I suggested he looked around for something else closer to his pocket-money finances. A few minutes later he had discovered the first Lego Batman game on Amazon for $8.97. Not only was it cheaper but he already had enough money to buy it.
As I mentioned previously the earlier Lego games also have the advantage of a multi-player mode if you have two carts. After a few negotiations with his brother and me we decided to pool our resources and buy two copies of Lego Batman.
It’s the best thing we’ve done in a long time. Not only has the novelty of Lego Batman 2 dropped from their radar but they the boys have spent ages playing together cooperatively.
They each sit on their bed with a DS in hand. To start a cooperative game they go to the central Bat computer to link up. From there they both exist in each other’s game. What I wasn’t expecting though was that they could both progress their characters and earn money as they played. Map changes are synced to ensure they are in the same place but apart from that they can free-roam around.
Because they each have their own screen (two screens actually) there is none of the compromise that the console cooperative modes have from their split-screen approach. Whereas it can get a bit confusing playing those versions, the DS game was much more straightforward — even for our youngest.
One frustration was that if either player closes the DS lid to pause, the link between them is broken. There is no way to re-establish the link without restarting the current level. My boys usually decided to play on separately to finish the level and then go back to the Bat cave after that to re-link their consoles. It would also be good if you could play cooperatively over the Internet rather than locally. My kids have friends and family elsewhere who they would love to play with, but that’s not an option that’s catered for.
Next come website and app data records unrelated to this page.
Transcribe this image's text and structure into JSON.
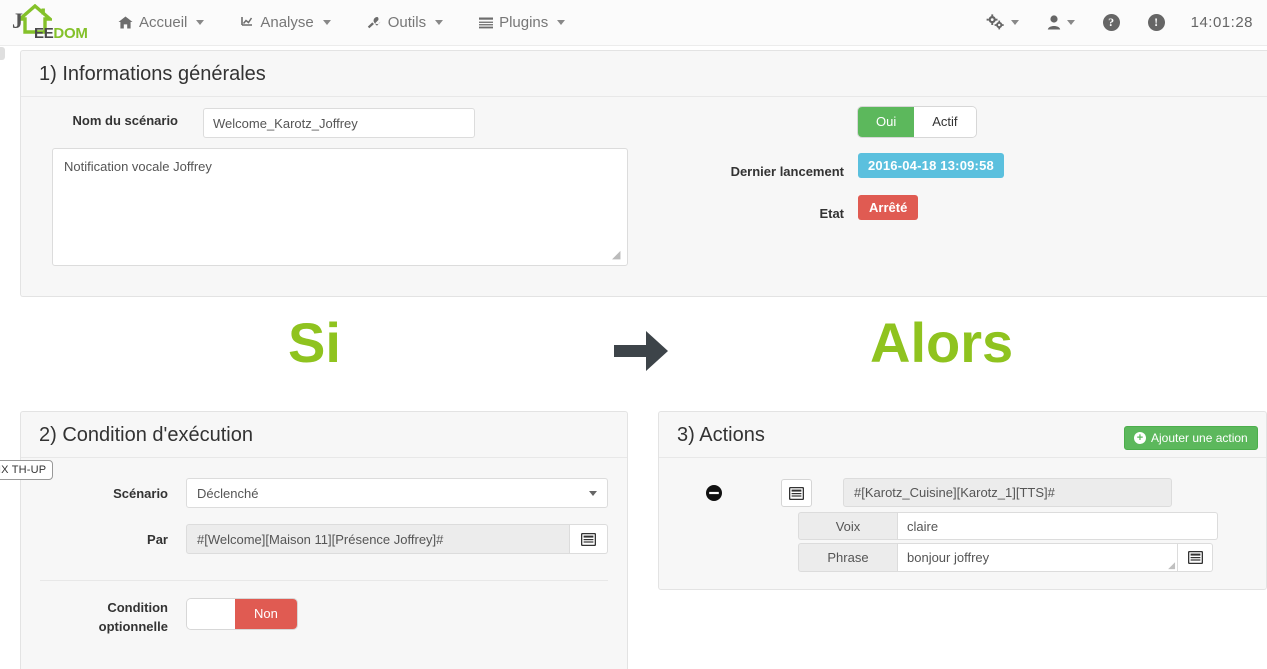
{
  "navbar": {
    "brand": {
      "dark": "EE",
      "green": "DOM",
      "icon": "house-logo-icon"
    },
    "items": [
      {
        "label": "Accueil",
        "icon": "home-icon"
      },
      {
        "label": "Analyse",
        "icon": "chart-icon"
      },
      {
        "label": "Outils",
        "icon": "wrench-icon"
      },
      {
        "label": "Plugins",
        "icon": "list-icon"
      }
    ],
    "right": {
      "gears_icon": "gears-icon",
      "user_icon": "user-icon",
      "help_icon": "question-circle-icon",
      "info_icon": "exclamation-circle-icon",
      "clock": "14:01:28"
    }
  },
  "general": {
    "title": "1) Informations générales",
    "name_label": "Nom du scénario",
    "name_value": "Welcome_Karotz_Joffrey",
    "description_value": "Notification vocale Joffrey",
    "description_placeholder": "",
    "active_toggle": {
      "on_label": "Oui",
      "off_label": "Actif",
      "selected": "Oui"
    },
    "last_run_label": "Dernier lancement",
    "last_run_value": "2016-04-18 13:09:58",
    "state_label": "Etat",
    "state_value": "Arrêté"
  },
  "flow": {
    "si": "Si",
    "alors": "Alors",
    "arrow_icon": "arrow-right-icon"
  },
  "condition": {
    "title": "2) Condition d'exécution",
    "scenario_label": "Scénario",
    "scenario_value": "Déclenché",
    "par_label": "Par",
    "par_value": "#[Welcome][Maison 11][Présence Joffrey]#",
    "par_button_icon": "list-window-icon",
    "optional_label_line1": "Condition",
    "optional_label_line2": "optionnelle",
    "optional_toggle": {
      "blank_label": "",
      "off_label": "Non",
      "selected": "Non"
    }
  },
  "actions": {
    "title": "3) Actions",
    "add_button": "Ajouter une action",
    "add_button_icon": "plus-circle-icon",
    "row": {
      "remove_icon": "minus-circle-icon",
      "picker_icon": "list-window-icon",
      "command_value": "#[Karotz_Cuisine][Karotz_1][TTS]#",
      "options": [
        {
          "key": "Voix",
          "value": "claire",
          "has_button": false
        },
        {
          "key": "Phrase",
          "value": "bonjour joffrey",
          "has_button": true,
          "button_icon": "list-window-icon"
        }
      ]
    }
  },
  "tooltip": {
    "edge_badge": "NX TH-UP"
  },
  "colors": {
    "brand_green": "#84c12a",
    "flow_green": "#8fc31f",
    "success": "#5cb85c",
    "danger": "#e05b52",
    "info": "#5bc0de",
    "panel_bg": "#f7f7f7",
    "panel_border": "#e3e3e3"
  }
}
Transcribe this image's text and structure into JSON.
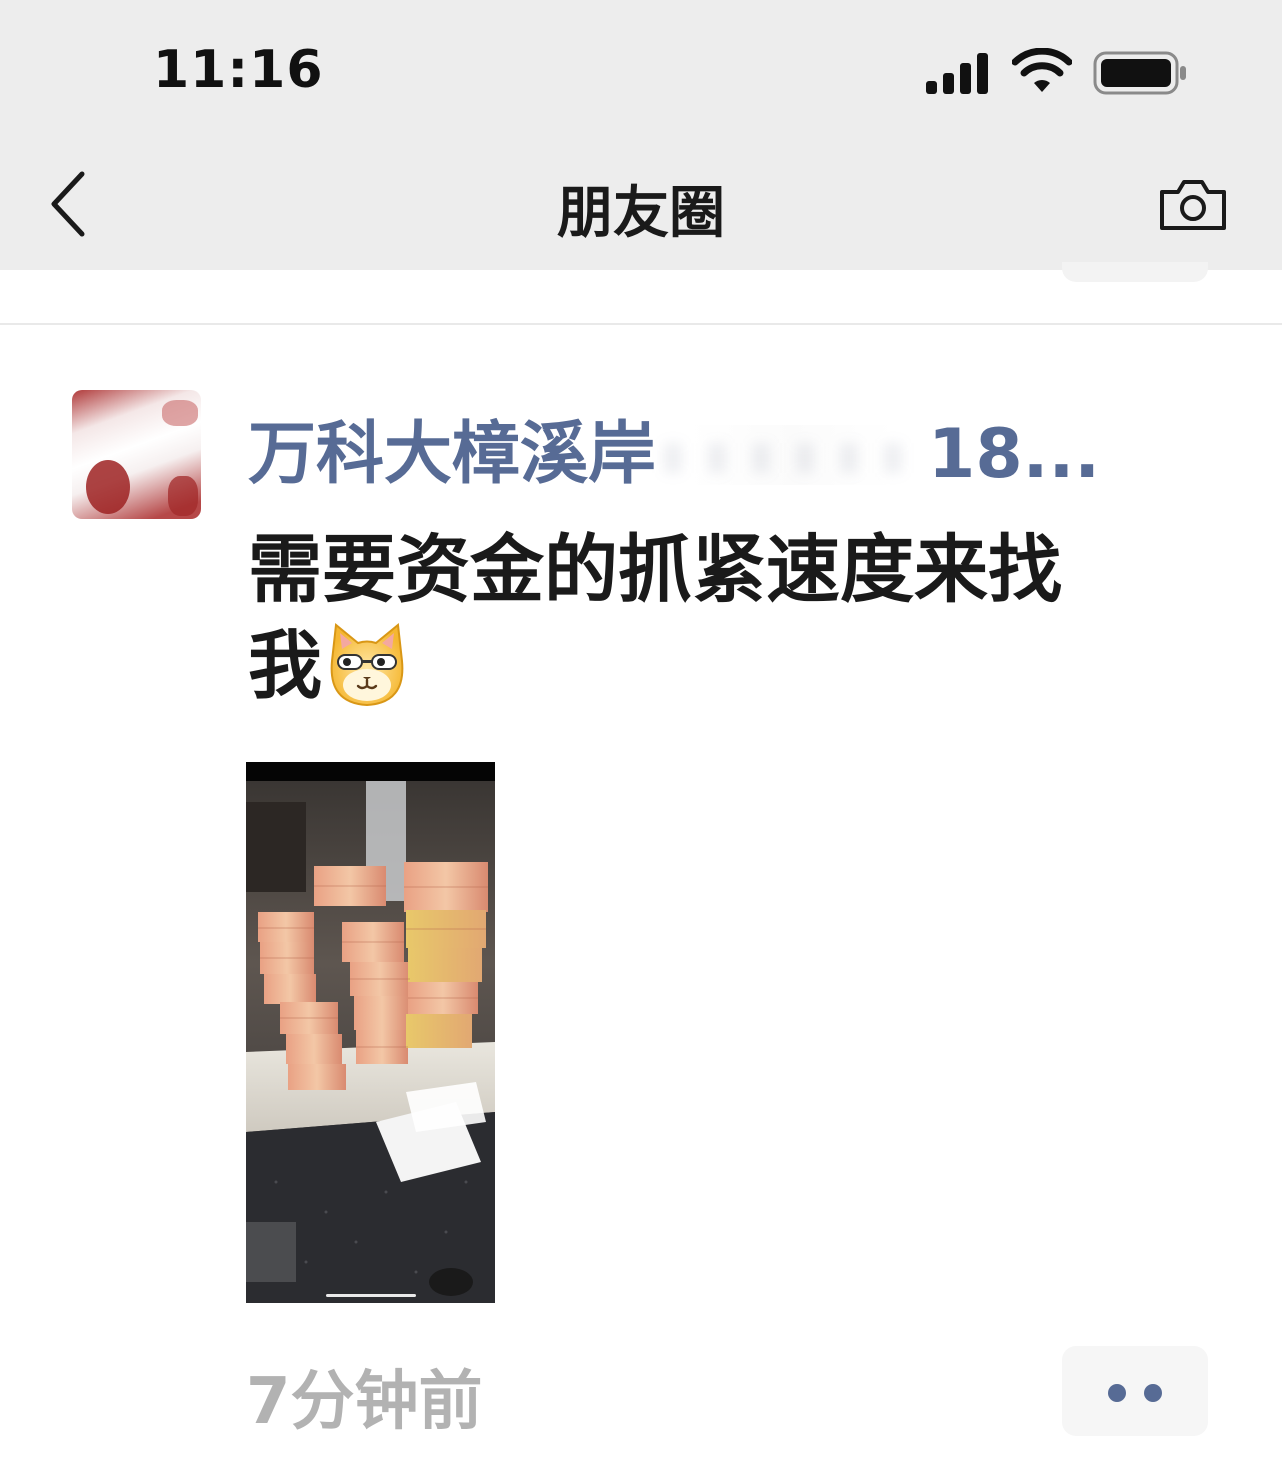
{
  "status_bar": {
    "time": "11:16",
    "signal_icon": "cellular-signal-icon",
    "wifi_icon": "wifi-icon",
    "battery_icon": "battery-icon"
  },
  "nav": {
    "title": "朋友圈",
    "back_icon": "chevron-left-icon",
    "camera_icon": "camera-icon"
  },
  "post": {
    "author_prefix": "万科大樟溪岸",
    "author_suffix": "18...",
    "text_line1": "需要资金的抓紧速度来找",
    "text_line2": "我",
    "emoji": "cat-face-emoji-icon",
    "image": "photo-stacks-of-banknotes",
    "timestamp": "7分钟前",
    "more_icon": "more-dots-icon"
  },
  "colors": {
    "nav_bg": "#ededed",
    "link_blue": "#576b95",
    "timestamp_gray": "#b2b2b2",
    "text": "#1a1a1a"
  }
}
It’s great to hear them play together, talking to each other about what they need to do next. Whereas they are usually quietly absorbed by other DS games, this cooperative play really brings them out of themselves. It’s also proved to be an excellent way to pass the time on car and train journeys as well.